■ TASK DIRECTIONS:
Which lines below contain the word "JSON"? Copy each of them.

■ DATASET RECORDS:
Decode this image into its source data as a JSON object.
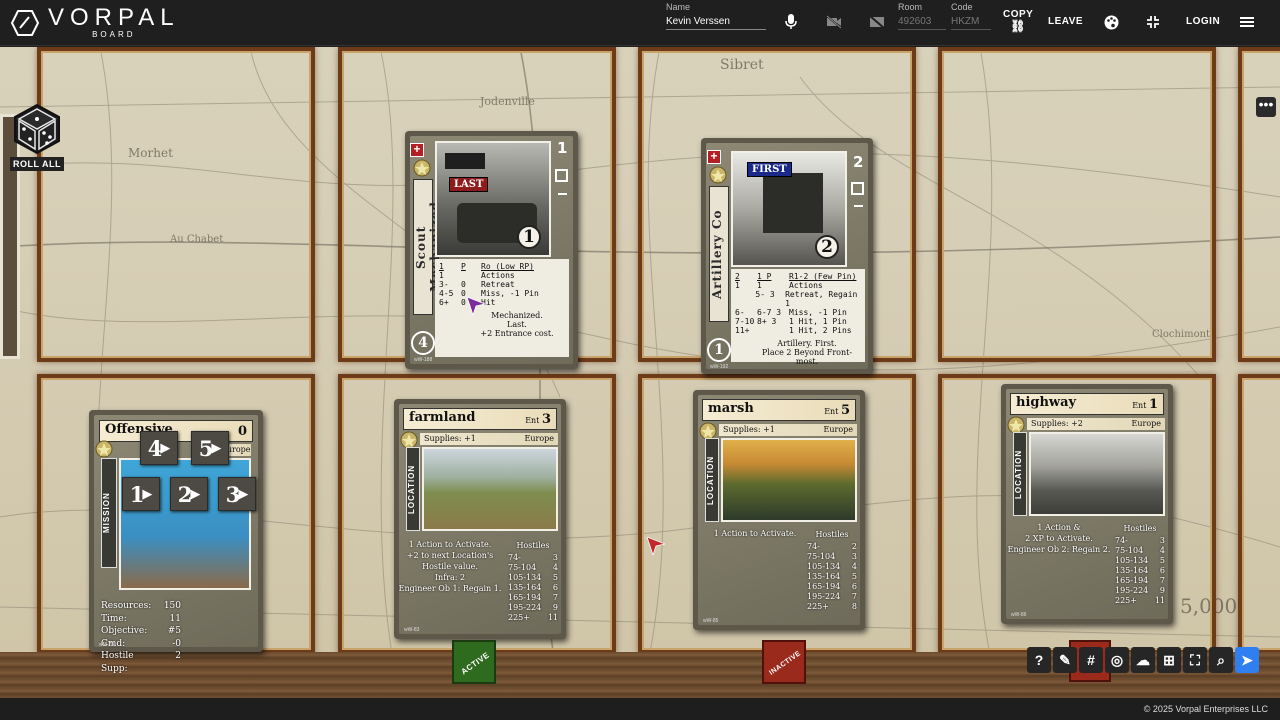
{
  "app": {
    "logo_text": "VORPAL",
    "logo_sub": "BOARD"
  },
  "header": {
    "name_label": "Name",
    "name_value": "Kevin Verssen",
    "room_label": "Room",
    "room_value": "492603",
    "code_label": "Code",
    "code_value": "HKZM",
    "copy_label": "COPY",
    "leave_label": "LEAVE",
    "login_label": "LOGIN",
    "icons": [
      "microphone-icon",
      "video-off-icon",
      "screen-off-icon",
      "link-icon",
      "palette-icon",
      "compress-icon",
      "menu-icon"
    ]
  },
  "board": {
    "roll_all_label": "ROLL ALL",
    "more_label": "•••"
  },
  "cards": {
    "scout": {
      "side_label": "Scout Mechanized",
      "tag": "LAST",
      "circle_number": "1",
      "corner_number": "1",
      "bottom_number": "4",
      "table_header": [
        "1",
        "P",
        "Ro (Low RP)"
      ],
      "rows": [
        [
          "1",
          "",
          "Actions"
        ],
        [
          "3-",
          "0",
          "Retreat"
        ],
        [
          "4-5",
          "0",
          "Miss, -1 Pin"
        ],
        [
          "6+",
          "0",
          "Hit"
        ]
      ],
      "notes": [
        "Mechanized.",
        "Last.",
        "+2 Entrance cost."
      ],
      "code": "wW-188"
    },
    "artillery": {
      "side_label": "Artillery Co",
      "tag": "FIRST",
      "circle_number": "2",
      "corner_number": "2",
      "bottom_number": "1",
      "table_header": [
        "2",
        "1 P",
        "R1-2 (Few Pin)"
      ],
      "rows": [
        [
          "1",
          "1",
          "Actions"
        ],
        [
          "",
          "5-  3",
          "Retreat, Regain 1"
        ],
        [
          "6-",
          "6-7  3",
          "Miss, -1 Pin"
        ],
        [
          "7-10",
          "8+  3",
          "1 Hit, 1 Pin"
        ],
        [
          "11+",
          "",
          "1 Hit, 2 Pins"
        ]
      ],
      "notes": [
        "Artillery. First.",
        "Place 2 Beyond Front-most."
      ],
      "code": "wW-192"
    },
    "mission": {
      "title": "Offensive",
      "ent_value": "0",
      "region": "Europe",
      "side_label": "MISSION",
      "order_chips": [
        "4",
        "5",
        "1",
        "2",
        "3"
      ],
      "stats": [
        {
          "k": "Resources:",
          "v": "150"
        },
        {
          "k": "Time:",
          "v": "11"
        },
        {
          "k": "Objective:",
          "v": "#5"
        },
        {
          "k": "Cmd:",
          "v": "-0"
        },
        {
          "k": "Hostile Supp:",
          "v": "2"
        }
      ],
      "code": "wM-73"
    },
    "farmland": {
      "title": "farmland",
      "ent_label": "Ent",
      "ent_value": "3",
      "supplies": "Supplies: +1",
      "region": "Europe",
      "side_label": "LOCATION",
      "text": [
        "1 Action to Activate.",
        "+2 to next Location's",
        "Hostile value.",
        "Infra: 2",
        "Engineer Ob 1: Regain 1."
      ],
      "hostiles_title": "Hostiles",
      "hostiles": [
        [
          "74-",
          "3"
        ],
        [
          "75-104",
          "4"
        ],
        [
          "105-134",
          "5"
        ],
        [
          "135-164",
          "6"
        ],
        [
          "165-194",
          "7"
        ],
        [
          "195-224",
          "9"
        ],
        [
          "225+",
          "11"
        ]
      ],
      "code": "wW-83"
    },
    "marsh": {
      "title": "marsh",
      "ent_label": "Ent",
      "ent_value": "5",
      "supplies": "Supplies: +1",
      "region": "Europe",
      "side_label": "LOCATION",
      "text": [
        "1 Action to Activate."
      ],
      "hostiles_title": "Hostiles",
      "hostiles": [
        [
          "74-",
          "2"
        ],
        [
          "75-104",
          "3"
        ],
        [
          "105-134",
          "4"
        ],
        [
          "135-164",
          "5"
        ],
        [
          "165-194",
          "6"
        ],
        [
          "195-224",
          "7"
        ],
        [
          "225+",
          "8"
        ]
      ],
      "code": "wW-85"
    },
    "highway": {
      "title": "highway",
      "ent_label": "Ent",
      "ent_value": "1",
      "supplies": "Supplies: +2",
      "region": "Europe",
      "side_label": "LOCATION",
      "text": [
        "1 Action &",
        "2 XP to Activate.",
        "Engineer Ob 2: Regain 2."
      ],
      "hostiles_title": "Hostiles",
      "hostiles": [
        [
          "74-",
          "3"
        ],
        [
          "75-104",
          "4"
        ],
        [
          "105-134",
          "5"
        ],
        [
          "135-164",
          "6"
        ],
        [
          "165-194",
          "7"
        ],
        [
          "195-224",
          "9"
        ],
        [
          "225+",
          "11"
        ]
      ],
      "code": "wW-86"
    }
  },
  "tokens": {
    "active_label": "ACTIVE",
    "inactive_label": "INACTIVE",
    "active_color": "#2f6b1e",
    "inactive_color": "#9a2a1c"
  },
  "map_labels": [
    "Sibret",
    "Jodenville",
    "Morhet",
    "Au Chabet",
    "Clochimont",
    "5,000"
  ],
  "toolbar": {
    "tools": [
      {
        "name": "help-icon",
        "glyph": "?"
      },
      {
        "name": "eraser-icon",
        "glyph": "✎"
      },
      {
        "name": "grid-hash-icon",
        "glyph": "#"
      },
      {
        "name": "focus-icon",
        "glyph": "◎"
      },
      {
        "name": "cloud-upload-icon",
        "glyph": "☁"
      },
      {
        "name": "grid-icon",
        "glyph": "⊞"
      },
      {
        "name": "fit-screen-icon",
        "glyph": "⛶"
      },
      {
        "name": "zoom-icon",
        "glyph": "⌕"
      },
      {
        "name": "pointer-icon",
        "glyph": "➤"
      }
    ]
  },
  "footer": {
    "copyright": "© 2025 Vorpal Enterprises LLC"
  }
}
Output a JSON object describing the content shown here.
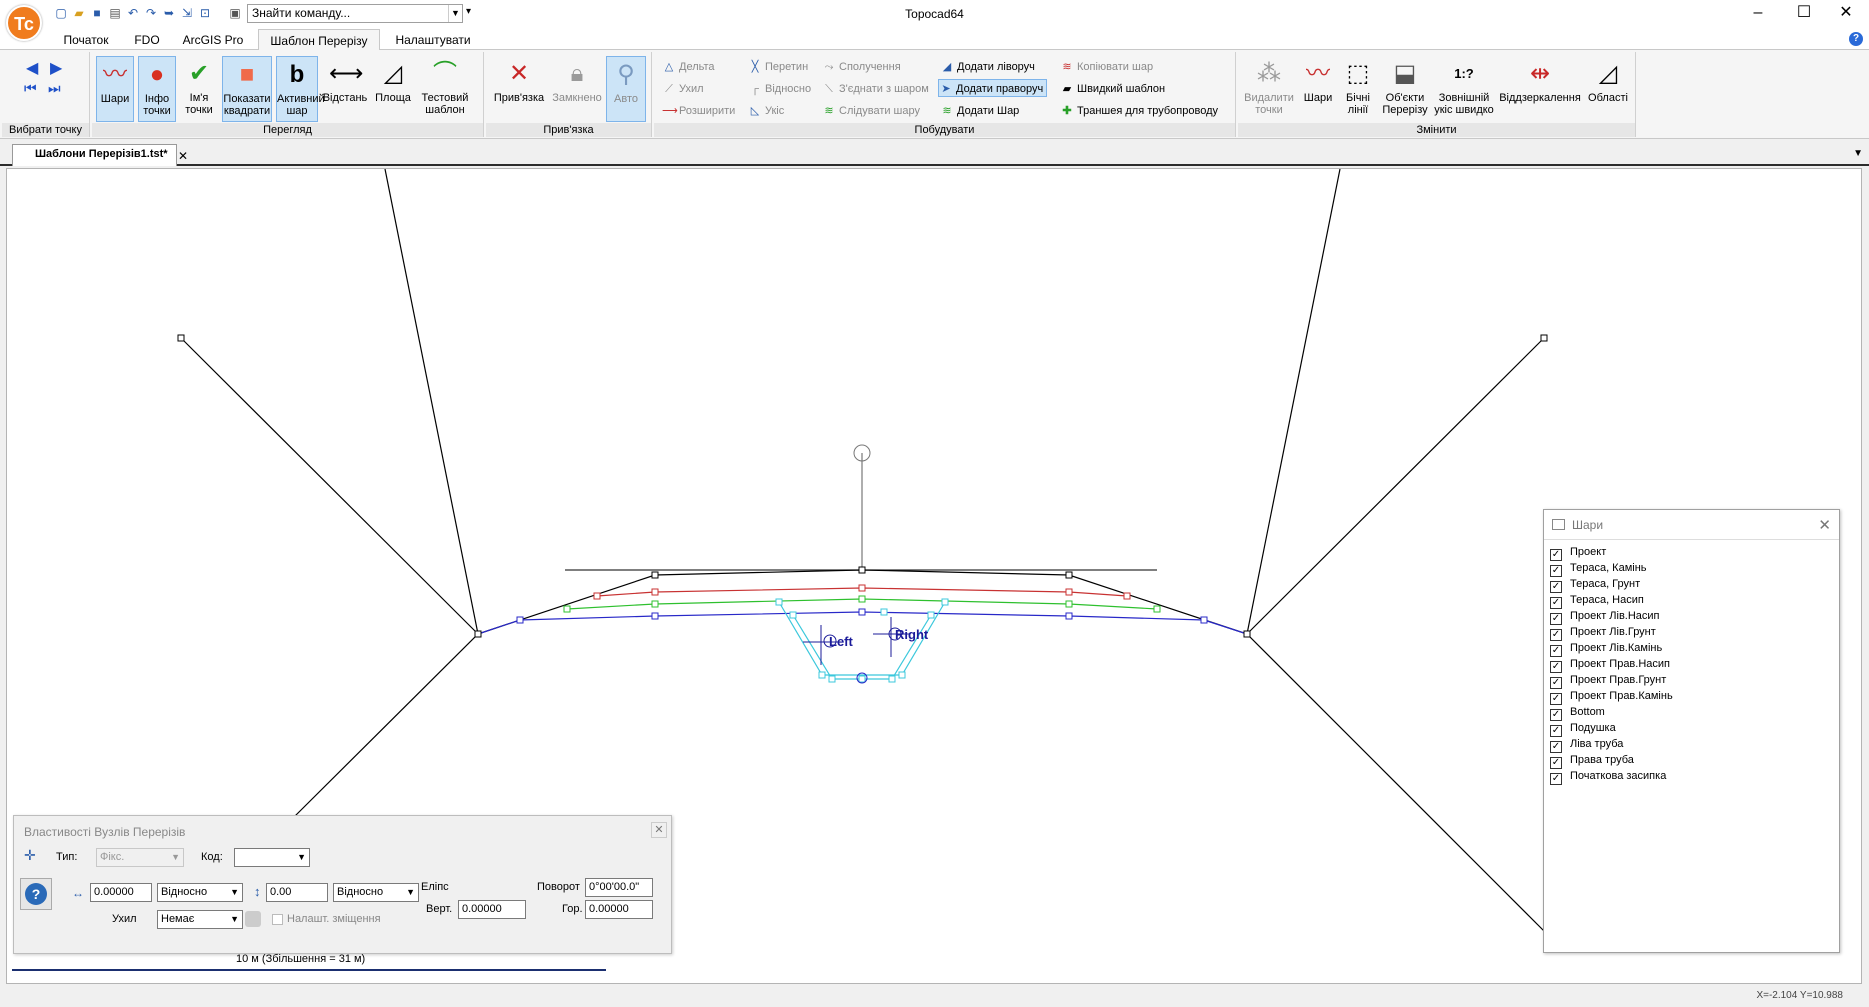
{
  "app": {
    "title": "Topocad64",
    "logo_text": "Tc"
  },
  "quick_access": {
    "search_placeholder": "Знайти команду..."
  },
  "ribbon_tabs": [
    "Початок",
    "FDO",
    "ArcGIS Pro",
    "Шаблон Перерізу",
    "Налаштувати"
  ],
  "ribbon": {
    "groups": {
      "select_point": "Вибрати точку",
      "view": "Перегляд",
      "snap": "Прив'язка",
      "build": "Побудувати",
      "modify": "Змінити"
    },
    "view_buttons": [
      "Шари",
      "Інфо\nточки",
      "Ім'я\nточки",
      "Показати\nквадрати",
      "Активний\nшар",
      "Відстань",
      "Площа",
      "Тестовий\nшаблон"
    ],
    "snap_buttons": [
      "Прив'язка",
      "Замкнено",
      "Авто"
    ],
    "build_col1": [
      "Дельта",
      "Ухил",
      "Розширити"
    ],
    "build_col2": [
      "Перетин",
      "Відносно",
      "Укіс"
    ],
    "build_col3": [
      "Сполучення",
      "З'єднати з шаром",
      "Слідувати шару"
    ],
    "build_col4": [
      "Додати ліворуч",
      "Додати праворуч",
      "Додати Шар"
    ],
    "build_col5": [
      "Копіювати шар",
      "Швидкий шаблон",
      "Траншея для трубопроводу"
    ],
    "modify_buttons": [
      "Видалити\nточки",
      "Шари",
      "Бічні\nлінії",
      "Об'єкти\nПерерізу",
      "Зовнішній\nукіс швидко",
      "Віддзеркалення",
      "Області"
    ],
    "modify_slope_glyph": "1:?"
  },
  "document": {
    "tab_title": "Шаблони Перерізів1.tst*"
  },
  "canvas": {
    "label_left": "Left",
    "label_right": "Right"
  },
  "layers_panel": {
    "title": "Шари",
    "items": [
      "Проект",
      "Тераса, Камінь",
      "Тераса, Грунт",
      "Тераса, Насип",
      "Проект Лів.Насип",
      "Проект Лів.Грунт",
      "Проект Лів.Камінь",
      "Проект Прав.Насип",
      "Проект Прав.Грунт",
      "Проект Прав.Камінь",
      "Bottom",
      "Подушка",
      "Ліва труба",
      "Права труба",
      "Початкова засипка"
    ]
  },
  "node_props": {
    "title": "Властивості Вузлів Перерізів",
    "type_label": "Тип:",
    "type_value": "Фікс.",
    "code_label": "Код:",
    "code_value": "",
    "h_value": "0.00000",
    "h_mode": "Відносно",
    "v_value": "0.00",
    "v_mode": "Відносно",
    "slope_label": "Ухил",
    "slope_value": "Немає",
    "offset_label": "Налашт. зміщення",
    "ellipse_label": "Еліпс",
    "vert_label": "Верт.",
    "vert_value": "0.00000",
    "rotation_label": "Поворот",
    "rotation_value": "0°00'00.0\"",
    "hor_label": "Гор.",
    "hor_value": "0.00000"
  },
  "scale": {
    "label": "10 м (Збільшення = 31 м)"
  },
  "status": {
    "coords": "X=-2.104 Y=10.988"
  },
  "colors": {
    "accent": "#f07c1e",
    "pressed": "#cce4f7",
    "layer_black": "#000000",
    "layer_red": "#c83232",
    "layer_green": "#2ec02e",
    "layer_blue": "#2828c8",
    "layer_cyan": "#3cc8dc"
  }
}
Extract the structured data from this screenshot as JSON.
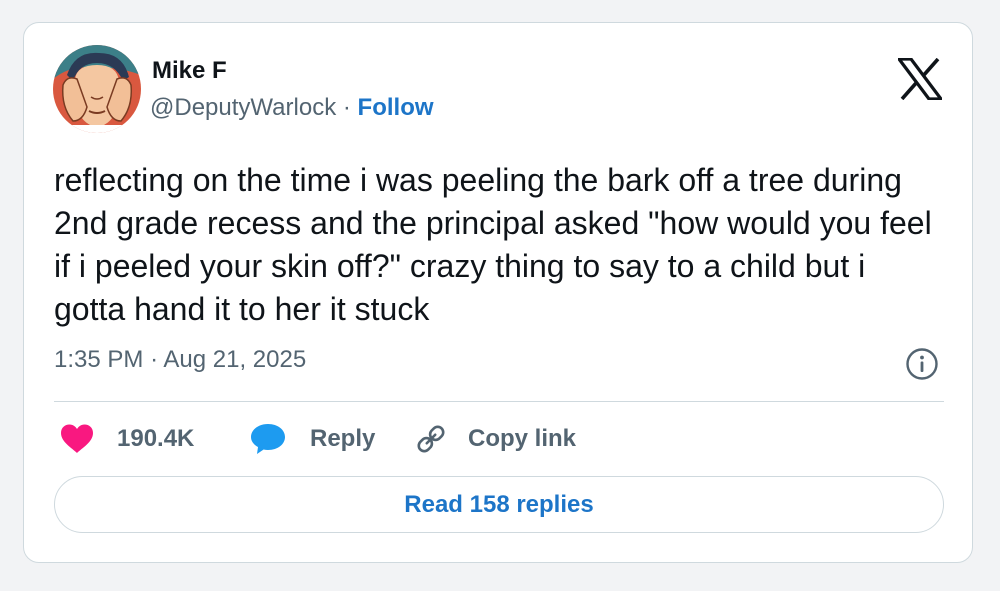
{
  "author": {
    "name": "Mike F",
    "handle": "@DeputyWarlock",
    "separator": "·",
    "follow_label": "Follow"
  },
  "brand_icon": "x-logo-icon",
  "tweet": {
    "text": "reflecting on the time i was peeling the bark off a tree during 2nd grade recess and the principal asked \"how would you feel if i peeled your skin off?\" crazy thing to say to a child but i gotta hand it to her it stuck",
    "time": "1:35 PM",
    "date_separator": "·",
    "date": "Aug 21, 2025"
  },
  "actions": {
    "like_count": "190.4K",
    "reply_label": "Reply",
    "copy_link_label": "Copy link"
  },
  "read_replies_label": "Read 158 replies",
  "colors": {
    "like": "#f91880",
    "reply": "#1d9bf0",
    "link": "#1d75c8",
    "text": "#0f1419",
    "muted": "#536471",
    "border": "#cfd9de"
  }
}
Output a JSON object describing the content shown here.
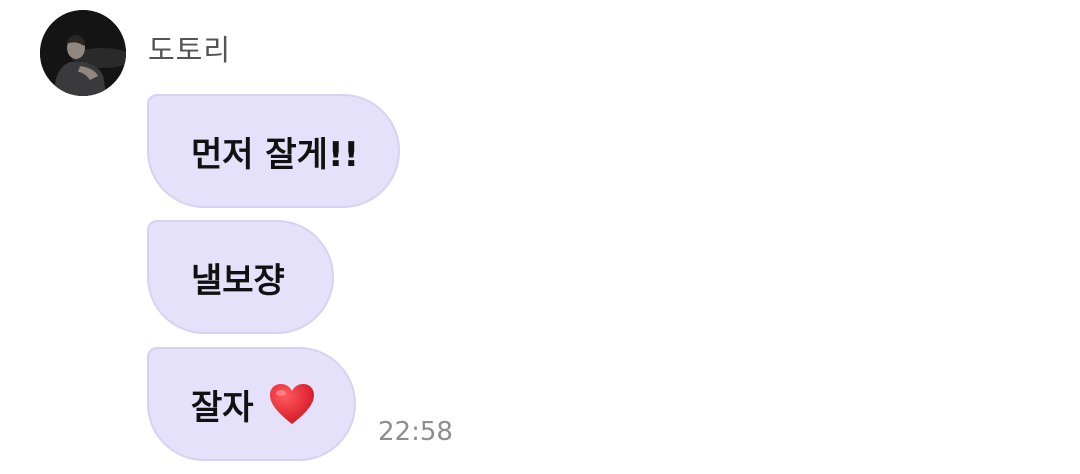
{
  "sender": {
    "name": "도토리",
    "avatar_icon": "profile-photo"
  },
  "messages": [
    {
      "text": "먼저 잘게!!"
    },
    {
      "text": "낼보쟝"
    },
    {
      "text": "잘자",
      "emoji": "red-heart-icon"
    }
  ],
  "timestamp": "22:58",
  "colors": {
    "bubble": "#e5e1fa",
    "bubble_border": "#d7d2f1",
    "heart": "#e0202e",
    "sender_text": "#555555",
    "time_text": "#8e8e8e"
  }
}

■ WRITTEN SOLUTION:
Decode this image into its source data as a JSON object.
Output a JSON object describing the content shown here.
Extract the structured data from this screenshot as JSON.
Output a JSON object describing the content shown here.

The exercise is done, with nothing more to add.